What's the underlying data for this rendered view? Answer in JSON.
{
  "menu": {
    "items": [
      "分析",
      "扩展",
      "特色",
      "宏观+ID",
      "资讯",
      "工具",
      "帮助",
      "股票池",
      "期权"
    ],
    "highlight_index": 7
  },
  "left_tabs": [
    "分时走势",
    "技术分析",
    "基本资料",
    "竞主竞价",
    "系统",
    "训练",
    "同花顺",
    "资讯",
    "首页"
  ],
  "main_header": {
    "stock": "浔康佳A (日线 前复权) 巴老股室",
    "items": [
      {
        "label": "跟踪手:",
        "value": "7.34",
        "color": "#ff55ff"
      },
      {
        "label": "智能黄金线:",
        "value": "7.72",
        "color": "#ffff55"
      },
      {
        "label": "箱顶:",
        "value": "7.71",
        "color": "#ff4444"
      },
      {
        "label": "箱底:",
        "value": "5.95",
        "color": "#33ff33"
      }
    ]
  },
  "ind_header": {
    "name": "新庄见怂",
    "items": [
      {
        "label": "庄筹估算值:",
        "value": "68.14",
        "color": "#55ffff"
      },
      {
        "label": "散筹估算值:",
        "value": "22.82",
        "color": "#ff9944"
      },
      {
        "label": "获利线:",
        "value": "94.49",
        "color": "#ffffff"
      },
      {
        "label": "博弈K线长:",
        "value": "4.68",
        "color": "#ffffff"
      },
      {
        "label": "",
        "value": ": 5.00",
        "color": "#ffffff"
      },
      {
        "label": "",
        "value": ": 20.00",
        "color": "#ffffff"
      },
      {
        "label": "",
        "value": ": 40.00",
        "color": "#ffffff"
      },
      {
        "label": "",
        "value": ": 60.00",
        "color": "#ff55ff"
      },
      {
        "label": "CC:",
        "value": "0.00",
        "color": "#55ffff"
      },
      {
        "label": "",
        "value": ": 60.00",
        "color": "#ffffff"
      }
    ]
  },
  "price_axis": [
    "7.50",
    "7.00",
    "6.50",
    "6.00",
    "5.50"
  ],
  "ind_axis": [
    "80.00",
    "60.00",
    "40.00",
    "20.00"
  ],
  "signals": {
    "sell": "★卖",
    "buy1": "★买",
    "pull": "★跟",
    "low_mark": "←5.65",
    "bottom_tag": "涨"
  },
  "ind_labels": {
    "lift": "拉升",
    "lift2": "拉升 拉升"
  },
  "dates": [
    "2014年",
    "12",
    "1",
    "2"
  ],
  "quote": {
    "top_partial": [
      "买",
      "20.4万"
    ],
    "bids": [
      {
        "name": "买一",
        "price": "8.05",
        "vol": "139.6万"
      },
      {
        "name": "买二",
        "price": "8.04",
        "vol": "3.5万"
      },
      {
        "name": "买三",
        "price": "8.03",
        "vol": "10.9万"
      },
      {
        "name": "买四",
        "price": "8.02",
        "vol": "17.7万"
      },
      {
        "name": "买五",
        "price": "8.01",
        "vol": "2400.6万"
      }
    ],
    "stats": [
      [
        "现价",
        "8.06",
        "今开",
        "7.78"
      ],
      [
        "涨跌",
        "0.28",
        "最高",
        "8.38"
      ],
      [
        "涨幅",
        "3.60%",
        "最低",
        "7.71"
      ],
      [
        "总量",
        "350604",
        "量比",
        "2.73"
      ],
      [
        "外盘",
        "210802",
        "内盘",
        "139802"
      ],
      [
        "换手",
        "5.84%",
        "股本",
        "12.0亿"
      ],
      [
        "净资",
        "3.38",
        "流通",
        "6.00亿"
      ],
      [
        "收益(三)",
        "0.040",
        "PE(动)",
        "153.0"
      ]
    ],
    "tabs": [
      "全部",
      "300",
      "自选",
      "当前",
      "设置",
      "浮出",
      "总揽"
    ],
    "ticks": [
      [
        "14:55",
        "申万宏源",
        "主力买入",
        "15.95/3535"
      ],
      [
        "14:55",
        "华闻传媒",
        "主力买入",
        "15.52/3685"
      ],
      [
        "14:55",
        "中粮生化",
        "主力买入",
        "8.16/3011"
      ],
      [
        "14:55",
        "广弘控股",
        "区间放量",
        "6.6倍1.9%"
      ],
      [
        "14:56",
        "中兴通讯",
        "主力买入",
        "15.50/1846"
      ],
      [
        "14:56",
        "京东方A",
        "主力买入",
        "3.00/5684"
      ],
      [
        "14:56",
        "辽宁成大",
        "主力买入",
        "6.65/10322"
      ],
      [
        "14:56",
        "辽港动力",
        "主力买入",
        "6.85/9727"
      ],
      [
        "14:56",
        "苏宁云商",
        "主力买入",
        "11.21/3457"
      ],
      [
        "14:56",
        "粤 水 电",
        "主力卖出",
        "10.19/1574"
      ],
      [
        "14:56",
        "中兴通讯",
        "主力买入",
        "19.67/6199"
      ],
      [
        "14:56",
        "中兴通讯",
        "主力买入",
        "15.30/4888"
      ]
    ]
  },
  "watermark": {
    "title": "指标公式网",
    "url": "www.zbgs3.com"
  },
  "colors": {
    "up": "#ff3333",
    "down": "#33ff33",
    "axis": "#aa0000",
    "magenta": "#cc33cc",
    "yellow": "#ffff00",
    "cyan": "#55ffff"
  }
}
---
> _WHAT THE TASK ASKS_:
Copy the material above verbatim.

> _COMPLETED EXERCISE_:
What's the underlying data for this rendered view? Answer in JSON.
{
  "menu": {
    "items": [
      "分析",
      "扩展",
      "特色",
      "宏观+ID",
      "资讯",
      "工具",
      "帮助",
      "股票池",
      "期权"
    ],
    "highlight_index": 7
  },
  "left_tabs": [
    "分时走势",
    "技术分析",
    "基本资料",
    "竞主竞价",
    "系统",
    "训练",
    "同花顺",
    "资讯",
    "首页"
  ],
  "main_header": {
    "stock": "浔康佳A (日线 前复权) 巴老股室",
    "items": [
      {
        "label": "跟踪手:",
        "value": "7.34",
        "color": "#ff55ff"
      },
      {
        "label": "智能黄金线:",
        "value": "7.72",
        "color": "#ffff55"
      },
      {
        "label": "箱顶:",
        "value": "7.71",
        "color": "#ff4444"
      },
      {
        "label": "箱底:",
        "value": "5.95",
        "color": "#33ff33"
      }
    ]
  },
  "ind_header": {
    "name": "新庄见怂",
    "items": [
      {
        "label": "庄筹估算值:",
        "value": "68.14",
        "color": "#55ffff"
      },
      {
        "label": "散筹估算值:",
        "value": "22.82",
        "color": "#ff9944"
      },
      {
        "label": "获利线:",
        "value": "94.49",
        "color": "#ffffff"
      },
      {
        "label": "博弈K线长:",
        "value": "4.68",
        "color": "#ffffff"
      },
      {
        "label": "",
        "value": ": 5.00",
        "color": "#ffffff"
      },
      {
        "label": "",
        "value": ": 20.00",
        "color": "#ffffff"
      },
      {
        "label": "",
        "value": ": 40.00",
        "color": "#ffffff"
      },
      {
        "label": "",
        "value": ": 60.00",
        "color": "#ff55ff"
      },
      {
        "label": "CC:",
        "value": "0.00",
        "color": "#55ffff"
      },
      {
        "label": "",
        "value": ": 60.00",
        "color": "#ffffff"
      }
    ]
  },
  "price_axis": [
    "7.50",
    "7.00",
    "6.50",
    "6.00",
    "5.50"
  ],
  "ind_axis": [
    "80.00",
    "60.00",
    "40.00",
    "20.00"
  ],
  "signals": {
    "sell": "★卖",
    "buy1": "★买",
    "pull": "★跟",
    "low_mark": "←5.65",
    "bottom_tag": "涨"
  },
  "ind_labels": {
    "lift": "拉升",
    "lift2": "拉升 拉升"
  },
  "dates": [
    "2014年",
    "12",
    "1",
    "2"
  ],
  "quote": {
    "top_partial": [
      "买",
      "20.4万"
    ],
    "bids": [
      {
        "name": "买一",
        "price": "8.05",
        "vol": "139.6万"
      },
      {
        "name": "买二",
        "price": "8.04",
        "vol": "3.5万"
      },
      {
        "name": "买三",
        "price": "8.03",
        "vol": "10.9万"
      },
      {
        "name": "买四",
        "price": "8.02",
        "vol": "17.7万"
      },
      {
        "name": "买五",
        "price": "8.01",
        "vol": "2400.6万"
      }
    ],
    "stats": [
      [
        "现价",
        "8.06",
        "今开",
        "7.78"
      ],
      [
        "涨跌",
        "0.28",
        "最高",
        "8.38"
      ],
      [
        "涨幅",
        "3.60%",
        "最低",
        "7.71"
      ],
      [
        "总量",
        "350604",
        "量比",
        "2.73"
      ],
      [
        "外盘",
        "210802",
        "内盘",
        "139802"
      ],
      [
        "换手",
        "5.84%",
        "股本",
        "12.0亿"
      ],
      [
        "净资",
        "3.38",
        "流通",
        "6.00亿"
      ],
      [
        "收益(三)",
        "0.040",
        "PE(动)",
        "153.0"
      ]
    ],
    "tabs": [
      "全部",
      "300",
      "自选",
      "当前",
      "设置",
      "浮出",
      "总揽"
    ],
    "ticks": [
      [
        "14:55",
        "申万宏源",
        "主力买入",
        "15.95/3535"
      ],
      [
        "14:55",
        "华闻传媒",
        "主力买入",
        "15.52/3685"
      ],
      [
        "14:55",
        "中粮生化",
        "主力买入",
        "8.16/3011"
      ],
      [
        "14:55",
        "广弘控股",
        "区间放量",
        "6.6倍1.9%"
      ],
      [
        "14:56",
        "中兴通讯",
        "主力买入",
        "15.50/1846"
      ],
      [
        "14:56",
        "京东方A",
        "主力买入",
        "3.00/5684"
      ],
      [
        "14:56",
        "辽宁成大",
        "主力买入",
        "6.65/10322"
      ],
      [
        "14:56",
        "辽港动力",
        "主力买入",
        "6.85/9727"
      ],
      [
        "14:56",
        "苏宁云商",
        "主力买入",
        "11.21/3457"
      ],
      [
        "14:56",
        "粤 水 电",
        "主力卖出",
        "10.19/1574"
      ],
      [
        "14:56",
        "中兴通讯",
        "主力买入",
        "19.67/6199"
      ],
      [
        "14:56",
        "中兴通讯",
        "主力买入",
        "15.30/4888"
      ]
    ]
  },
  "watermark": {
    "title": "指标公式网",
    "url": "www.zbgs3.com"
  },
  "colors": {
    "up": "#ff3333",
    "down": "#33ff33",
    "axis": "#aa0000",
    "magenta": "#cc33cc",
    "yellow": "#ffff00",
    "cyan": "#55ffff"
  }
}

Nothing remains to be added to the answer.